◆ **Aim of the task**:
Your task is to copy every line of the entries that holds the word "left".

◆ **Dataset items**:
##############################
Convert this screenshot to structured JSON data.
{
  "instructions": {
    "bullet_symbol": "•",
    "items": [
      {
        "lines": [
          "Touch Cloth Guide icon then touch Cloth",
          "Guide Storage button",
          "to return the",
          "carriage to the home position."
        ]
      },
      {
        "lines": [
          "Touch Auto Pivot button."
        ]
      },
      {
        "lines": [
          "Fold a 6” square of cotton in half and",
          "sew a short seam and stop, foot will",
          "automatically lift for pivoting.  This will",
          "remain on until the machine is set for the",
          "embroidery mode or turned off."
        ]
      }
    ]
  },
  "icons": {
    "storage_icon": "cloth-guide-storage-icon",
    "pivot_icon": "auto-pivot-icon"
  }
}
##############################
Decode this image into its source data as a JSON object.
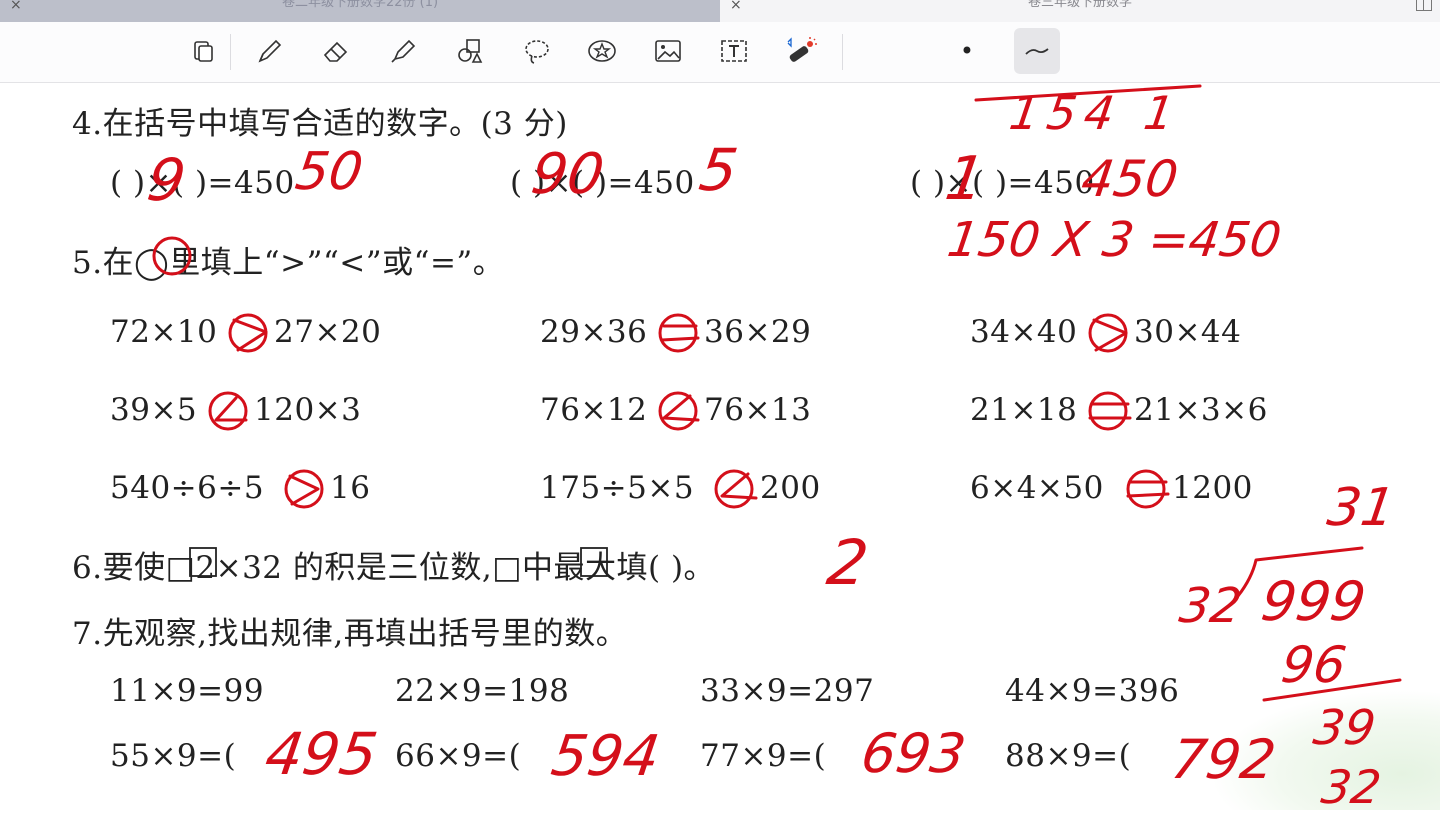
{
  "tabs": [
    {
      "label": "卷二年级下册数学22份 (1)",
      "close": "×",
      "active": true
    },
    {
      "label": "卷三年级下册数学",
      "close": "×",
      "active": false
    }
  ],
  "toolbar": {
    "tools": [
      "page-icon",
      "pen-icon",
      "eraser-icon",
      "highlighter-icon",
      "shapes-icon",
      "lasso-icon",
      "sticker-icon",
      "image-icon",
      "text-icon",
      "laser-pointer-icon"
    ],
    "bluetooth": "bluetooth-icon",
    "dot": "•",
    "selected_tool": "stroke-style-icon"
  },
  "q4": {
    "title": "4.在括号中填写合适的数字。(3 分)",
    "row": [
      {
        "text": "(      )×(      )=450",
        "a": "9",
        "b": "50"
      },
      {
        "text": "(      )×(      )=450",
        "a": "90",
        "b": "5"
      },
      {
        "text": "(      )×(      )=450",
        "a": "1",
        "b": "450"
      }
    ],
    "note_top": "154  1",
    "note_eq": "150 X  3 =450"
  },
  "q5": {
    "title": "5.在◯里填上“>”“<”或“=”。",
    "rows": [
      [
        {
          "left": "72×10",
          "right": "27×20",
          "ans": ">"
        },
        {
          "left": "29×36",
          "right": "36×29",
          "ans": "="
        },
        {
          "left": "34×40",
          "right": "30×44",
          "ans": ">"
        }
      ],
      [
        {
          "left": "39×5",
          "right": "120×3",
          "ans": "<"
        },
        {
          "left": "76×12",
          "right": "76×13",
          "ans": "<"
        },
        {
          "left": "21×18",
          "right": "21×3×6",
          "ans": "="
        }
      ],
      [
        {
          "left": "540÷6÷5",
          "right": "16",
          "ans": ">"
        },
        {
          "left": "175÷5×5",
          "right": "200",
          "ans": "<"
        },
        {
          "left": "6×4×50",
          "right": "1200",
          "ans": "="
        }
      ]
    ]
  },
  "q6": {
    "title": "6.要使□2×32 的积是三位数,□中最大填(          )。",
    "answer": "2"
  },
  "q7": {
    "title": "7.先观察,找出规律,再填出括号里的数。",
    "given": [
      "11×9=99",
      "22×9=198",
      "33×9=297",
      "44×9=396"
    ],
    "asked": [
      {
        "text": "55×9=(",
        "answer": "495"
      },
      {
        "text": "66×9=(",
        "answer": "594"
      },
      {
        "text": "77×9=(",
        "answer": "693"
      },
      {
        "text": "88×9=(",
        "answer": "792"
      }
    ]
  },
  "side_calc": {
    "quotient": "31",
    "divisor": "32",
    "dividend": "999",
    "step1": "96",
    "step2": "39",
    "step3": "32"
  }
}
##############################
◆ **Completed exercise**:
          "left": "72×10",
          "left": "29×36",
          "left": "34×40",
          "left": "39×5",
          "left": "76×12",
          "left": "21×18",
          "left": "540÷6÷5",
          "left": "175÷5×5",
          "left": "6×4×50",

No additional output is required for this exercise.